(Beginning of RECORDS TO PROCESS)
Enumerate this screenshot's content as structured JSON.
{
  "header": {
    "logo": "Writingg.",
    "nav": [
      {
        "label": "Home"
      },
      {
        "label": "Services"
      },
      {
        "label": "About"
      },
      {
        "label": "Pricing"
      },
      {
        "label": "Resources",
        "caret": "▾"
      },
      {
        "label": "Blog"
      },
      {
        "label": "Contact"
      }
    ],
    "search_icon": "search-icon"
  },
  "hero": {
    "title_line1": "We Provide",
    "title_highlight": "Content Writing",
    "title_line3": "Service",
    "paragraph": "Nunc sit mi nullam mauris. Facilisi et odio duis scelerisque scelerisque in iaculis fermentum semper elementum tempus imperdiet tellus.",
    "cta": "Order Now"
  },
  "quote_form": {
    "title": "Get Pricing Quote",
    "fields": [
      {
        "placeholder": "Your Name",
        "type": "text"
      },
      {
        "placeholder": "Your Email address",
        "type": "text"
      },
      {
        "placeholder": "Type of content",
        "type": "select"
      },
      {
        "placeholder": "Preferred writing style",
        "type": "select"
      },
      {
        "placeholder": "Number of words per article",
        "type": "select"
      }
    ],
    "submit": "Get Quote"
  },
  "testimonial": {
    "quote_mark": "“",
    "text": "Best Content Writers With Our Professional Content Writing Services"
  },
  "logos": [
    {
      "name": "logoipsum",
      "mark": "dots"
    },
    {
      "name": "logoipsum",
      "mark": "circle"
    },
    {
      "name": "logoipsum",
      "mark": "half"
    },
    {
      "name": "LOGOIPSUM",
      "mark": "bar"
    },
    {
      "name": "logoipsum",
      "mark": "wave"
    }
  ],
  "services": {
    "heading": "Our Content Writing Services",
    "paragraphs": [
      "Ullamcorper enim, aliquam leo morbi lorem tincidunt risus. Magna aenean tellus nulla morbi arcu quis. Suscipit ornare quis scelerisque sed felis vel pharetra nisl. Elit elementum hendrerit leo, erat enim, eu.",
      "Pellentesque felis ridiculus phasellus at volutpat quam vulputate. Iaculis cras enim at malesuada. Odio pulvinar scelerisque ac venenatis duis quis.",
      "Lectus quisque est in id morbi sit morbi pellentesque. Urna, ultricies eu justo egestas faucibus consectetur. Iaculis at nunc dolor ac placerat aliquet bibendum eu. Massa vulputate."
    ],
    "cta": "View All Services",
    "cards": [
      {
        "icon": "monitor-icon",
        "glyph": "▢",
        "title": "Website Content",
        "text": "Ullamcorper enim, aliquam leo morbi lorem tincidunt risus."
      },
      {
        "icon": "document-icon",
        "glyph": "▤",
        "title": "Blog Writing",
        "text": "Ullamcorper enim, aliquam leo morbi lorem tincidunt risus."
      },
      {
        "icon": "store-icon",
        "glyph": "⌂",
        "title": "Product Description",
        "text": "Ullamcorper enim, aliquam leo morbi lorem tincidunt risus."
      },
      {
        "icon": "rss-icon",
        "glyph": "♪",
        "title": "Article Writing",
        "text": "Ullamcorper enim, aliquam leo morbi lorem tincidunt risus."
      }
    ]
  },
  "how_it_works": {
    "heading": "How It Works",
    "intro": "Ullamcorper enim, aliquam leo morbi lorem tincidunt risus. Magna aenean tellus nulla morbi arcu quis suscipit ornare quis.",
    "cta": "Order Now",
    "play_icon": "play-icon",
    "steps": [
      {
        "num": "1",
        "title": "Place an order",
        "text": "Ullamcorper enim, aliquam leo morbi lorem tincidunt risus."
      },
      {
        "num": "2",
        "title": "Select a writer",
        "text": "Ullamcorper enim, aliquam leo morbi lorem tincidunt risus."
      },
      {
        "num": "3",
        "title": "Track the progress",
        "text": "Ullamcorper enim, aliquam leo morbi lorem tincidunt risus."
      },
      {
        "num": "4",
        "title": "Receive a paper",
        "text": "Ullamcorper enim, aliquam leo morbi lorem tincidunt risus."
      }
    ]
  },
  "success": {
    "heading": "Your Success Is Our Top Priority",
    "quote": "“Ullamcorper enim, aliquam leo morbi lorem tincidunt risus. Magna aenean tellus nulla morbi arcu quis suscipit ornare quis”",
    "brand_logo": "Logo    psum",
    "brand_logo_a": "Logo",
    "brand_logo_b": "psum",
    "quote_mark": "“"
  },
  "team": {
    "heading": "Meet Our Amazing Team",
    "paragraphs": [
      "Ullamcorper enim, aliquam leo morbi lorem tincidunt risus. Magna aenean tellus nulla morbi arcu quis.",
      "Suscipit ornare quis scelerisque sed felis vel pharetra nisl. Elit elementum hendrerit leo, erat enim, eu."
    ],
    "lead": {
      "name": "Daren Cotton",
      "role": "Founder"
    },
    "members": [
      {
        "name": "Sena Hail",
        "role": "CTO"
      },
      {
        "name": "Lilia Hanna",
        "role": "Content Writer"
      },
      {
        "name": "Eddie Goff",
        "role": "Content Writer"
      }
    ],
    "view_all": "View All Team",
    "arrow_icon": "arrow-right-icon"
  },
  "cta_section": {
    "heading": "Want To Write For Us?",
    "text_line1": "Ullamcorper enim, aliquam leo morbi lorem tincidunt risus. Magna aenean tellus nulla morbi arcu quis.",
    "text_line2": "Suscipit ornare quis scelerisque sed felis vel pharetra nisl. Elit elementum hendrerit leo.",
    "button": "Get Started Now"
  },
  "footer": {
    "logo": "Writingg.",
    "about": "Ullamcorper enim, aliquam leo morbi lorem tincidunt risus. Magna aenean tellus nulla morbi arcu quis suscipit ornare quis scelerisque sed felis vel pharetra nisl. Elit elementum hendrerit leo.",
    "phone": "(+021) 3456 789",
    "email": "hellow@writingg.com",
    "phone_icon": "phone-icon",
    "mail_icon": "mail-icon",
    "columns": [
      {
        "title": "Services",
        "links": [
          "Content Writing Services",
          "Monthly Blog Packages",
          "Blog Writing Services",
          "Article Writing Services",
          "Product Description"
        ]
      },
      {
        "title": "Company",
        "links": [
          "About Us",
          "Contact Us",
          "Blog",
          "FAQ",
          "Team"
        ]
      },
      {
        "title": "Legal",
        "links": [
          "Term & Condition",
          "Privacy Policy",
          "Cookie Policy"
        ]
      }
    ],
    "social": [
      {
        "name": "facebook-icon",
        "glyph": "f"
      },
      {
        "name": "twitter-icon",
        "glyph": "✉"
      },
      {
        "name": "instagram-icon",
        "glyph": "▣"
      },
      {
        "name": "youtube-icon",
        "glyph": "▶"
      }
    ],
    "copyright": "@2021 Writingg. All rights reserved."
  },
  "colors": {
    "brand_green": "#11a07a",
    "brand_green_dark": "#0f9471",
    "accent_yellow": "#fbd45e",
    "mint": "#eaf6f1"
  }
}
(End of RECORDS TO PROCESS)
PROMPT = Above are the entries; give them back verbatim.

RESULT =
Enumerate this screenshot's content as structured JSON.
{
  "header": {
    "logo": "Writingg.",
    "nav": [
      {
        "label": "Home"
      },
      {
        "label": "Services"
      },
      {
        "label": "About"
      },
      {
        "label": "Pricing"
      },
      {
        "label": "Resources",
        "caret": "▾"
      },
      {
        "label": "Blog"
      },
      {
        "label": "Contact"
      }
    ],
    "search_icon": "search-icon"
  },
  "hero": {
    "title_line1": "We Provide",
    "title_highlight": "Content Writing",
    "title_line3": "Service",
    "paragraph": "Nunc sit mi nullam mauris. Facilisi et odio duis scelerisque scelerisque in iaculis fermentum semper elementum tempus imperdiet tellus.",
    "cta": "Order Now"
  },
  "quote_form": {
    "title": "Get Pricing Quote",
    "fields": [
      {
        "placeholder": "Your Name",
        "type": "text"
      },
      {
        "placeholder": "Your Email address",
        "type": "text"
      },
      {
        "placeholder": "Type of content",
        "type": "select"
      },
      {
        "placeholder": "Preferred writing style",
        "type": "select"
      },
      {
        "placeholder": "Number of words per article",
        "type": "select"
      }
    ],
    "submit": "Get Quote"
  },
  "testimonial": {
    "quote_mark": "“",
    "text": "Best Content Writers With Our Professional Content Writing Services"
  },
  "logos": [
    {
      "name": "logoipsum",
      "mark": "dots"
    },
    {
      "name": "logoipsum",
      "mark": "circle"
    },
    {
      "name": "logoipsum",
      "mark": "half"
    },
    {
      "name": "LOGOIPSUM",
      "mark": "bar"
    },
    {
      "name": "logoipsum",
      "mark": "wave"
    }
  ],
  "services": {
    "heading": "Our Content Writing Services",
    "paragraphs": [
      "Ullamcorper enim, aliquam leo morbi lorem tincidunt risus. Magna aenean tellus nulla morbi arcu quis. Suscipit ornare quis scelerisque sed felis vel pharetra nisl. Elit elementum hendrerit leo, erat enim, eu.",
      "Pellentesque felis ridiculus phasellus at volutpat quam vulputate. Iaculis cras enim at malesuada. Odio pulvinar scelerisque ac venenatis duis quis.",
      "Lectus quisque est in id morbi sit morbi pellentesque. Urna, ultricies eu justo egestas faucibus consectetur. Iaculis at nunc dolor ac placerat aliquet bibendum eu. Massa vulputate."
    ],
    "cta": "View All Services",
    "cards": [
      {
        "icon": "monitor-icon",
        "glyph": "▢",
        "title": "Website Content",
        "text": "Ullamcorper enim, aliquam leo morbi lorem tincidunt risus."
      },
      {
        "icon": "document-icon",
        "glyph": "▤",
        "title": "Blog Writing",
        "text": "Ullamcorper enim, aliquam leo morbi lorem tincidunt risus."
      },
      {
        "icon": "store-icon",
        "glyph": "⌂",
        "title": "Product Description",
        "text": "Ullamcorper enim, aliquam leo morbi lorem tincidunt risus."
      },
      {
        "icon": "rss-icon",
        "glyph": "♪",
        "title": "Article Writing",
        "text": "Ullamcorper enim, aliquam leo morbi lorem tincidunt risus."
      }
    ]
  },
  "how_it_works": {
    "heading": "How It Works",
    "intro": "Ullamcorper enim, aliquam leo morbi lorem tincidunt risus. Magna aenean tellus nulla morbi arcu quis suscipit ornare quis.",
    "cta": "Order Now",
    "play_icon": "play-icon",
    "steps": [
      {
        "num": "1",
        "title": "Place an order",
        "text": "Ullamcorper enim, aliquam leo morbi lorem tincidunt risus."
      },
      {
        "num": "2",
        "title": "Select a writer",
        "text": "Ullamcorper enim, aliquam leo morbi lorem tincidunt risus."
      },
      {
        "num": "3",
        "title": "Track the progress",
        "text": "Ullamcorper enim, aliquam leo morbi lorem tincidunt risus."
      },
      {
        "num": "4",
        "title": "Receive a paper",
        "text": "Ullamcorper enim, aliquam leo morbi lorem tincidunt risus."
      }
    ]
  },
  "success": {
    "heading": "Your Success Is Our Top Priority",
    "quote": "“Ullamcorper enim, aliquam leo morbi lorem tincidunt risus. Magna aenean tellus nulla morbi arcu quis suscipit ornare quis”",
    "brand_logo": "Logo    psum",
    "brand_logo_a": "Logo",
    "brand_logo_b": "psum",
    "quote_mark": "“"
  },
  "team": {
    "heading": "Meet Our Amazing Team",
    "paragraphs": [
      "Ullamcorper enim, aliquam leo morbi lorem tincidunt risus. Magna aenean tellus nulla morbi arcu quis.",
      "Suscipit ornare quis scelerisque sed felis vel pharetra nisl. Elit elementum hendrerit leo, erat enim, eu."
    ],
    "lead": {
      "name": "Daren Cotton",
      "role": "Founder"
    },
    "members": [
      {
        "name": "Sena Hail",
        "role": "CTO"
      },
      {
        "name": "Lilia Hanna",
        "role": "Content Writer"
      },
      {
        "name": "Eddie Goff",
        "role": "Content Writer"
      }
    ],
    "view_all": "View All Team",
    "arrow_icon": "arrow-right-icon"
  },
  "cta_section": {
    "heading": "Want To Write For Us?",
    "text_line1": "Ullamcorper enim, aliquam leo morbi lorem tincidunt risus. Magna aenean tellus nulla morbi arcu quis.",
    "text_line2": "Suscipit ornare quis scelerisque sed felis vel pharetra nisl. Elit elementum hendrerit leo.",
    "button": "Get Started Now"
  },
  "footer": {
    "logo": "Writingg.",
    "about": "Ullamcorper enim, aliquam leo morbi lorem tincidunt risus. Magna aenean tellus nulla morbi arcu quis suscipit ornare quis scelerisque sed felis vel pharetra nisl. Elit elementum hendrerit leo.",
    "phone": "(+021) 3456 789",
    "email": "hellow@writingg.com",
    "phone_icon": "phone-icon",
    "mail_icon": "mail-icon",
    "columns": [
      {
        "title": "Services",
        "links": [
          "Content Writing Services",
          "Monthly Blog Packages",
          "Blog Writing Services",
          "Article Writing Services",
          "Product Description"
        ]
      },
      {
        "title": "Company",
        "links": [
          "About Us",
          "Contact Us",
          "Blog",
          "FAQ",
          "Team"
        ]
      },
      {
        "title": "Legal",
        "links": [
          "Term & Condition",
          "Privacy Policy",
          "Cookie Policy"
        ]
      }
    ],
    "social": [
      {
        "name": "facebook-icon",
        "glyph": "f"
      },
      {
        "name": "twitter-icon",
        "glyph": "✉"
      },
      {
        "name": "instagram-icon",
        "glyph": "▣"
      },
      {
        "name": "youtube-icon",
        "glyph": "▶"
      }
    ],
    "copyright": "@2021 Writingg. All rights reserved."
  },
  "colors": {
    "brand_green": "#11a07a",
    "brand_green_dark": "#0f9471",
    "accent_yellow": "#fbd45e",
    "mint": "#eaf6f1"
  }
}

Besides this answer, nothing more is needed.